Besides being his secretary, I had to be a really good stenographer and a fast one to make an accurate transcription of my notes as oftentimes when he was hard pressed for time, he had to read those speeches and address without reviewing or correcting them. No press correspondent or reporter would dare to publish his speeches and addresses without written press release from him. They were afraid to misquote Tommy Confesor. If ever he had to deliver his speeches extemporaneously, he had to take me along with him to take stenographic notes in the process of delivery so that these reporters could get from me a copy of his speeches. He was sympathetic to the press people, almost very fond of them. He used the press for the expression of his ideas and also to crystallize his opinions. Thus, you will see why Tomas Confesor wrote his own speeches. He never employed any ghost writer. That would be an insult to his intellect.

There was only one instance wherein he required assistance in connection with his public addresses. That was when he was preparing his speech to be delivered in his second inaugural address in the plaza of Jaro. It was late in the afternoon of December 31, 1940. After I transcribed the speech that he was to deliver that same afternoon at the University of San Agustin, then a college, he dictated his inaugural speech. After I took down the last stroke, he told me “Pelay, you transcribed my speech now. Send Imoy to Cabatuan to fetch Toto. Both of you go over my speech.” Pat came and we went over the speech together. We finished it just on time for delivery in the plaza of Jaro at midnight on December 31, 1940. That was the only instance wherein Tommy had asked for help. He was confident it would be in proper shape when we got it done. Another Confesor brother was taking over.

He was a champion of the masses, common tao as he called them. He learned to love them. And when he needed their support, in fighting his bitterest political battles against a combination of formidable forces, they responded to his call by giving an overwhelming majority for his reelection. Tomas Confesor was imbued with a high sense of responsibility as governor of Iloilo. He held his office with dignity, lofty ideals and high standards of moral conduct. He know the defects in the organic act of the provincial government during the transition period of our Commonwealth, knowing that the existing laws then were outmoded and no longer applicable to conditions at that time. He was asked by President Quezon to head a committee on local governments so that revisions of our laws might be made, basing on the recommendation of that committee which was to work for the betterment of our people. He was a living symbol of democratic ways of life and processes attendants thereto.
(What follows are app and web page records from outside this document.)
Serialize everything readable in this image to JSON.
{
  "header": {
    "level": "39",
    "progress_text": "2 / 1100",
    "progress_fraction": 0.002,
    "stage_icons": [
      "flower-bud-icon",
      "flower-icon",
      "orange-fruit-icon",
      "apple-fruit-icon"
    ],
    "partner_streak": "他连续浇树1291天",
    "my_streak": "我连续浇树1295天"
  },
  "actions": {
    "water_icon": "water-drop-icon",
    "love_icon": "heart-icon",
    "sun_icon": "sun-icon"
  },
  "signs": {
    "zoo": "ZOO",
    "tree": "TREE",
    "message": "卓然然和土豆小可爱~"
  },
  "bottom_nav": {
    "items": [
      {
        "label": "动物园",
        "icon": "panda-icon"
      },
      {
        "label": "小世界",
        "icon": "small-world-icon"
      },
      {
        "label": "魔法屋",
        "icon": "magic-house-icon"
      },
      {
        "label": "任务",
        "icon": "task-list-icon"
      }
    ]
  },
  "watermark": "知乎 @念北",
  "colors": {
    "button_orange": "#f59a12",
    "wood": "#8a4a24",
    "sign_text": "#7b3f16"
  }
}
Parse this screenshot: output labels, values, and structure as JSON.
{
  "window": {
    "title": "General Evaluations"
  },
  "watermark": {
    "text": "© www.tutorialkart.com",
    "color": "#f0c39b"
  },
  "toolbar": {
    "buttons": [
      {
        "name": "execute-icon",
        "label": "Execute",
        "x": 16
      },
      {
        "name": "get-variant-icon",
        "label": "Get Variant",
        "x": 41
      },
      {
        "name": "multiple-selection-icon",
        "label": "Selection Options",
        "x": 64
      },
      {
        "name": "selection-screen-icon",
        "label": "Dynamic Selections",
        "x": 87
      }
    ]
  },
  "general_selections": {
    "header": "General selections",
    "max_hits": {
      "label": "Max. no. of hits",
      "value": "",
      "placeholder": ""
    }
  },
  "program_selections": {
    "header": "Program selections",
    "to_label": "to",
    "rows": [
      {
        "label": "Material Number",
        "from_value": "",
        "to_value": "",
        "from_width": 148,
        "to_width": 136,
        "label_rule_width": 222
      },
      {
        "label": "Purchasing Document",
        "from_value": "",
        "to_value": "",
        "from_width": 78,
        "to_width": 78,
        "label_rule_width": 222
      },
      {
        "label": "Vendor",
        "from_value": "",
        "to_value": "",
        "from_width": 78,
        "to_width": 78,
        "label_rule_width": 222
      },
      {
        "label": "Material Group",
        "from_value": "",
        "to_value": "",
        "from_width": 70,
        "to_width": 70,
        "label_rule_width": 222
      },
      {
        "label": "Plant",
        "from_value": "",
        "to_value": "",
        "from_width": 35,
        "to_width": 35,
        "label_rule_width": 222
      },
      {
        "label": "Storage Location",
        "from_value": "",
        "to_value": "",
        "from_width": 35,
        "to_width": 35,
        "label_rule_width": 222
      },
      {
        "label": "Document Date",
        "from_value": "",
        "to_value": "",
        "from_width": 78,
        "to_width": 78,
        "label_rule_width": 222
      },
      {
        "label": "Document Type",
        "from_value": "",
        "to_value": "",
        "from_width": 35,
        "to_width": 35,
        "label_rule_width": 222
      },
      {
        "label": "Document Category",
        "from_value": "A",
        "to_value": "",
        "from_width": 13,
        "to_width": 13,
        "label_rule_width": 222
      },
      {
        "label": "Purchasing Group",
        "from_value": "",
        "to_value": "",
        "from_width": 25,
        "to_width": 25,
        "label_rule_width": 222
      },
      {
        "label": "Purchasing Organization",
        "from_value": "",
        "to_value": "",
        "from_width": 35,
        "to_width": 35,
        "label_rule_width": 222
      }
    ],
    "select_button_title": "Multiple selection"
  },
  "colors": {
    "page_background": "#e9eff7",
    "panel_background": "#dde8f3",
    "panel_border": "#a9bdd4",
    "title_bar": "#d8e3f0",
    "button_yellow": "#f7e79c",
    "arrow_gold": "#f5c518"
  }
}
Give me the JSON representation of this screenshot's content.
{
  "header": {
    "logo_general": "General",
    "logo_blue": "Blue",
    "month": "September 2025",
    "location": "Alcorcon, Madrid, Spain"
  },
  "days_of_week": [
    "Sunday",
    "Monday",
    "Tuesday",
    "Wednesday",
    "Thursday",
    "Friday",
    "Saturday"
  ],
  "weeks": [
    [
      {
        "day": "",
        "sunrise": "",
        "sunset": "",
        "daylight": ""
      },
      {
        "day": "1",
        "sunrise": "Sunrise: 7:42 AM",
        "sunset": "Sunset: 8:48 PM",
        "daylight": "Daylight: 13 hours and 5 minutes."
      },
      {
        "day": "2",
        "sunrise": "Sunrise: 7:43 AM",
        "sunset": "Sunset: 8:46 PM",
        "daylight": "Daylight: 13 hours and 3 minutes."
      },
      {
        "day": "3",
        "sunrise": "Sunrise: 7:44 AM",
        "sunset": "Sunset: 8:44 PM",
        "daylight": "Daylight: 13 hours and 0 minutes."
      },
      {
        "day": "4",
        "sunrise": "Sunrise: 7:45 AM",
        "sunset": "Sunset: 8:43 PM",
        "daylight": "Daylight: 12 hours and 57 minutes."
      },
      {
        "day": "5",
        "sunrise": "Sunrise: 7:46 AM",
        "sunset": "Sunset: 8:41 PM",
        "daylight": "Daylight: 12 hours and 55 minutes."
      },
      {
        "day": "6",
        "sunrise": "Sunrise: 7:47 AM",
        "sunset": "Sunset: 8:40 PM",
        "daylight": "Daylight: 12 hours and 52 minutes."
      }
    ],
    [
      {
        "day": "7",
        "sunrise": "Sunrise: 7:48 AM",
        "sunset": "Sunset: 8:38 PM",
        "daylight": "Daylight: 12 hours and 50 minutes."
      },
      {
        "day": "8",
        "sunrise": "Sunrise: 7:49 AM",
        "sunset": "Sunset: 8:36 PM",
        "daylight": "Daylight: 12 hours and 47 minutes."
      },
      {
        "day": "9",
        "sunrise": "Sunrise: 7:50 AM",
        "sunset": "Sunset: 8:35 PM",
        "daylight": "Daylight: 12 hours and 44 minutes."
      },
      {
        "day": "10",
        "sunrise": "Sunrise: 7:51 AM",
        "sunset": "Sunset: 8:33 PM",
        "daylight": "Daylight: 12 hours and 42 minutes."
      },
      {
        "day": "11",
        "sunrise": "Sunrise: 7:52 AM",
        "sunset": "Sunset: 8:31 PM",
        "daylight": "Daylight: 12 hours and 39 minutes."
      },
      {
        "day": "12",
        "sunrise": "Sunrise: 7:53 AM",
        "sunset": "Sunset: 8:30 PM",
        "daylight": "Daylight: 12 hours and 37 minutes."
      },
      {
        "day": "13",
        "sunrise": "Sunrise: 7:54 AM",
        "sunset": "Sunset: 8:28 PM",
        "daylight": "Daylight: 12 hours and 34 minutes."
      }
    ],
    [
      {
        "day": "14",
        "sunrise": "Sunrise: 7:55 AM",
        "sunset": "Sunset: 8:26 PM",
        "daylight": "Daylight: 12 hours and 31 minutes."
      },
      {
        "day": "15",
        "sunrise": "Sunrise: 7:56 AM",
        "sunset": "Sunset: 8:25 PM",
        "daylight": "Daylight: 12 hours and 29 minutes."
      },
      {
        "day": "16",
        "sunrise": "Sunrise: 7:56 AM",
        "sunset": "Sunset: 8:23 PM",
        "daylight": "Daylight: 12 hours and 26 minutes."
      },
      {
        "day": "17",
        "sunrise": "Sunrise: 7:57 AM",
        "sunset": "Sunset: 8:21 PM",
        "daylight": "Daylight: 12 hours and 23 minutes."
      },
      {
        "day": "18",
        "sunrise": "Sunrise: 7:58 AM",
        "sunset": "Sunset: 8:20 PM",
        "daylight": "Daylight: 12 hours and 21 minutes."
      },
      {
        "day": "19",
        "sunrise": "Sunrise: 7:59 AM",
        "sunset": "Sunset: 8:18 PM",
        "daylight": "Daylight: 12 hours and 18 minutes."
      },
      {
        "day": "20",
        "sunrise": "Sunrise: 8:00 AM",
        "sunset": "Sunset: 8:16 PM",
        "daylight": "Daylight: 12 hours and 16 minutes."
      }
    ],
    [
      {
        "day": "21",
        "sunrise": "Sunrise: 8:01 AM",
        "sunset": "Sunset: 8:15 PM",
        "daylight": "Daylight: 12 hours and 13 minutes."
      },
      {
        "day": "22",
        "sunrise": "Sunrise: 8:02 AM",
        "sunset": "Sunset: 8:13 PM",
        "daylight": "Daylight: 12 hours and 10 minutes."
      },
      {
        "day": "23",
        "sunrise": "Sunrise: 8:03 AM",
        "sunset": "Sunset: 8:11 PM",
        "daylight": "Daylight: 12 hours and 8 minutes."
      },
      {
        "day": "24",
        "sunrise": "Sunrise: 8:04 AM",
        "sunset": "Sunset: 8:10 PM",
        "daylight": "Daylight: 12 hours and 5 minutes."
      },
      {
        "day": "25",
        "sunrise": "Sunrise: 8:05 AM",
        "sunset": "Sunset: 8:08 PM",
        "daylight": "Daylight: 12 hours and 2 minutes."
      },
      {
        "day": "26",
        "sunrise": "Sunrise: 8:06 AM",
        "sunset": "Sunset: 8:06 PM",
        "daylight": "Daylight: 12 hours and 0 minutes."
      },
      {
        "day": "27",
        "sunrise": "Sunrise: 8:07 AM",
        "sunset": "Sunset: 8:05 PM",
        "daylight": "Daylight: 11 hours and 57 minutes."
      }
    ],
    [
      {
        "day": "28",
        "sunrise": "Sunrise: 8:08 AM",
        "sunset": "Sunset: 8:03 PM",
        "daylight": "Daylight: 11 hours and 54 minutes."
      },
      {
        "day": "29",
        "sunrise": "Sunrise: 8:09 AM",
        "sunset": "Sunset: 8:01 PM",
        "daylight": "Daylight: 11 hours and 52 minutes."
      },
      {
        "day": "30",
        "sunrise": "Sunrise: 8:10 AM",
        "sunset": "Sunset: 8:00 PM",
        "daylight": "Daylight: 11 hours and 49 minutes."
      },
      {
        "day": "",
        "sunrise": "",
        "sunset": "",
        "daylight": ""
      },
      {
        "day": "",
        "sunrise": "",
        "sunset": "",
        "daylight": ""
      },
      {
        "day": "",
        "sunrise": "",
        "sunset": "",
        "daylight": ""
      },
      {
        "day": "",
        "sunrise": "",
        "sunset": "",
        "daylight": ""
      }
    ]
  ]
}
When our young people today could speak their minds and discuss public questions as intelligently as did Tomas Confesor, when they live with kind regard for each other, making themselves serviceable to the best interest of the community, when they behave as good citizens and do to other way they would expect others to do unto them, when they shall have learned to stand up for the right and fight the principles and processes of democracy in order to have freedom from want and freedom from fear to make this country really the land of the free and a happy place to live in, then and only then can we say that we are glad that Tomas Confesor once passed on earth this way and that he had not died in vain.